The California state auditor blasted the state’s effort to solve its homelessness crisis by throwing vast sums of money at it as disjointed and wholly ineffective.
SACRAMENTO, Calif. (CN) — California State Auditor Elaine Howle released a report Thursday finding the state’s approach to the issue of homelessness is fragmented and disorganized. Accordingly, it’s also as ineffective as it is expensive.
“With more than 151,000 Californians who experienced homelessness in 2019, the state has the largest homeless population in the nation, but its approach to addressing homelessness is disjointed,” Howle wrote in a letter to California Governor Gavin Newsom and other state leaders. “At least nine state agencies administer and oversee 41 different programs that provide funding to mitigate homelessness, yet no single entity oversees the state’s efforts or is responsible for developing a statewide strategic plan.”
Specifically, the report faults the newly created Homeless Coordinating and Financing Council for failing to create a centralized approach to homelessness issues by establishing priorities and aligning funding through a strategic plan.
“The state continues to lack a comprehensive understanding of its spending to address homelessness, the specific services the programs provide, or the individuals who receive those services,” Howle wrote Thursday. “The homeless council has also not created guidance or expectations.”
Newsom’s office said Thursday the homelessness council is preparing an action plan as well as a data-aggregation plan that will be released in the coming weeks.
Lawmakers from both sides of the aisle acknowledged homelessness is an intractable problem and the state’s approach could be improved.
Assembly member David Chiu, D-San Francisco, said there needs to be better coordination between agencies and a more overarching strategy.
“This is hard work,” he said. “I think everyone understands it needs to happen.”
State Senator Jim Nielsen, R-Red Bluff, was more disparaging in his assessment of the state’s work.

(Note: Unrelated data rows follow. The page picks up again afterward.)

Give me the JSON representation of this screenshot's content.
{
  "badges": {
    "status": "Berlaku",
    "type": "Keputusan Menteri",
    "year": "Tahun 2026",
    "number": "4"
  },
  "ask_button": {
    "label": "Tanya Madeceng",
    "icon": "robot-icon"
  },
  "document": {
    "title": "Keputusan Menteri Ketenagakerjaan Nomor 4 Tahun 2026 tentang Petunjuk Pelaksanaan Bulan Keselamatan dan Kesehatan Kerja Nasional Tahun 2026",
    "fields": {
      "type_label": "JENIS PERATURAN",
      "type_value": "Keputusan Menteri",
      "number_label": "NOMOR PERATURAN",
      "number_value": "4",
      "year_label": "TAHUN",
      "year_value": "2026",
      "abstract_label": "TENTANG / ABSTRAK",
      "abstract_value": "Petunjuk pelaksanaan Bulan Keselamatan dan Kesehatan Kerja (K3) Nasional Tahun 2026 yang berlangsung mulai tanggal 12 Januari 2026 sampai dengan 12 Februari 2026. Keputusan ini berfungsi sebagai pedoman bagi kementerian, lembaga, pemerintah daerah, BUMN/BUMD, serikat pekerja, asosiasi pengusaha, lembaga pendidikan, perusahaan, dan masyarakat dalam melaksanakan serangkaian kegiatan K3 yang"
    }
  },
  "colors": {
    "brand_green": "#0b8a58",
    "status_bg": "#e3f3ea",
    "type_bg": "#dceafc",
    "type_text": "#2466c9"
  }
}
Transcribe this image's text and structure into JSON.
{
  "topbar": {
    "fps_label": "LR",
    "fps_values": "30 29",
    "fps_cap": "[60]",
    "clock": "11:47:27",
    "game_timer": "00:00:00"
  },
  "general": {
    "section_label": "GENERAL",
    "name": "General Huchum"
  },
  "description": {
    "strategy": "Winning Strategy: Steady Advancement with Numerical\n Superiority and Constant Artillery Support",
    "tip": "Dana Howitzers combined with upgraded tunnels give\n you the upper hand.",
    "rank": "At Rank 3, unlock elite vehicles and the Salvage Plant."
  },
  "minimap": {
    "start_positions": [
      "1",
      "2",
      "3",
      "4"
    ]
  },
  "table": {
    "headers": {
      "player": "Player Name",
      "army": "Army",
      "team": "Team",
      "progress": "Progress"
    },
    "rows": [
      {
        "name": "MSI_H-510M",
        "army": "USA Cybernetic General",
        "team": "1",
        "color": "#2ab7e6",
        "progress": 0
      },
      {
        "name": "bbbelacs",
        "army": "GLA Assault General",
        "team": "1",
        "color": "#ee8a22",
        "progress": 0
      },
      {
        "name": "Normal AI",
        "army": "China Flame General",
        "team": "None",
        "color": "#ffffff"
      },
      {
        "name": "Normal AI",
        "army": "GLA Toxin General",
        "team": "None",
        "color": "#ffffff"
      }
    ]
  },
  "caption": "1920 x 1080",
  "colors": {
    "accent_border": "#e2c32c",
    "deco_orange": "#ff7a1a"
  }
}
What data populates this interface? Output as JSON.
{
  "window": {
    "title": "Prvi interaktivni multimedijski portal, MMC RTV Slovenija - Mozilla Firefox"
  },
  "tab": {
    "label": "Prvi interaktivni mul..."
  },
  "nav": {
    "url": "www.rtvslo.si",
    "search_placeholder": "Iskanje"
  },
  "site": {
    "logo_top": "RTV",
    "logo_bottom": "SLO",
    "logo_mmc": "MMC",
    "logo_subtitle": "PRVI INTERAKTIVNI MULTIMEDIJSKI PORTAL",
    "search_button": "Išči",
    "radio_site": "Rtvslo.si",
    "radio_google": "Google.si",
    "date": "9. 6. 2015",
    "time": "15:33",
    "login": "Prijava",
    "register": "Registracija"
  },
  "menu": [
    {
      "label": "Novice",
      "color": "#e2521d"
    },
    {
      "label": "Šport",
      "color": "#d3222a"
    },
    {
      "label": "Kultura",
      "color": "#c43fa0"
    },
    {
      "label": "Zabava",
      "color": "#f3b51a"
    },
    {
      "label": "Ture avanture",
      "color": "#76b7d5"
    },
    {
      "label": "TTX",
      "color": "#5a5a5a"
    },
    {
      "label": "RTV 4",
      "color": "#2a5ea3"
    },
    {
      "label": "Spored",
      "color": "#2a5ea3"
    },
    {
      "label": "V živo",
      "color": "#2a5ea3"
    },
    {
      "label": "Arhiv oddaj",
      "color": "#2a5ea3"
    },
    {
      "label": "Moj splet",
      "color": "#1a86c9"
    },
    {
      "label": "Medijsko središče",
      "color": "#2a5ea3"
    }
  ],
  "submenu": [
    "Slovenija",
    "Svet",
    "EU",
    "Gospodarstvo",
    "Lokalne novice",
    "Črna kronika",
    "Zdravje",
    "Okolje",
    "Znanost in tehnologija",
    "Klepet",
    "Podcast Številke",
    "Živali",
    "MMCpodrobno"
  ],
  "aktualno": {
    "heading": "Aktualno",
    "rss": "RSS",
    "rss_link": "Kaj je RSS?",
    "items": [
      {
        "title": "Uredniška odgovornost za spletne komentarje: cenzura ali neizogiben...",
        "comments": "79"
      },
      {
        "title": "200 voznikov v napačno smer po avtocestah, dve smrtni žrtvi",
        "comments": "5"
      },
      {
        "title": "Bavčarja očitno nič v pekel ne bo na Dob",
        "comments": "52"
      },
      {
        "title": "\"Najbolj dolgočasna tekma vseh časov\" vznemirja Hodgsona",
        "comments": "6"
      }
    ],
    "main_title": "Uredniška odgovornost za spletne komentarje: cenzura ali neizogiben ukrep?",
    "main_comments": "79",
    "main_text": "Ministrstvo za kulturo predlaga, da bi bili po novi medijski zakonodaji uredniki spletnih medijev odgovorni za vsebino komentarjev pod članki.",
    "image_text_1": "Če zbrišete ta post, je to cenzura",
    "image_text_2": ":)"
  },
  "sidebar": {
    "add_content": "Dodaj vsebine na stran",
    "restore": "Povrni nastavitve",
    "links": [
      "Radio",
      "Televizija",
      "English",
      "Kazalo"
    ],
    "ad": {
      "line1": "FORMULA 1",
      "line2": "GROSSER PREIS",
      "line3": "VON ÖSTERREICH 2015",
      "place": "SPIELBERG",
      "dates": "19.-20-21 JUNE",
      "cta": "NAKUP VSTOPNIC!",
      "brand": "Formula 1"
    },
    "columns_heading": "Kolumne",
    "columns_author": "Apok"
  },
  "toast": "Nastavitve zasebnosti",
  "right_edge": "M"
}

“This is so critically important, and we’ve been wasting billions of dollars and not helping the poor folks who are suffering,” he said Thursday.
The state follows a continuum of care programmatic approach as outlined by the U.S. Department of Housing and Urban Development. To qualify for federal grants, local jurisdictions must comply with the continuum of care model, which delegates a local or state agency to comprehensively coordinate services and funding for homeless individuals and families.
The continuum must have four parts:
First, outtake and intake must exist to meet homeless individuals and assess the requirements and qualifications for various services and funding. Second, there needs to be an emergency shelter to prevent individuals and especially families from sleeping on the streets. Third, temporary shelter supplemented with programs like job skills training to assist with individuals seeking more permanent solutions to their housing issues. Fourth, there must be permanent and affordable housing to provide homeless individuals with a place to live and a place to gain access to services if needed.
“None of the five (continuum of care programs) we reviewed has adequately determined whether it has enough service providers to meet the needs of those experiencing homelessness,” Howle wrote.
Newsom pledged to make the homelessness crisis in the state — often linked to the housing affordability crisis — the center of his policymaking efforts, devoting much of his 2020 budget reveal to this issue. Those efforts have since been derailed by the Covid-19 crisis that has occupied his and other state officials’ attention, but homelessness continues to be a problem and in fact has been exacerbated by widespread small business closures in a variety of industries most severely hurt by the lockdown policies associated with the Covid-19 response.
The largest cause of homelessness is a lack of affordable housing in a given community, according to the National Law Center on Homelessness and Poverty. Poverty, unemployment, mental illness and drug addiction round out the list of biggest contributors to homelessness.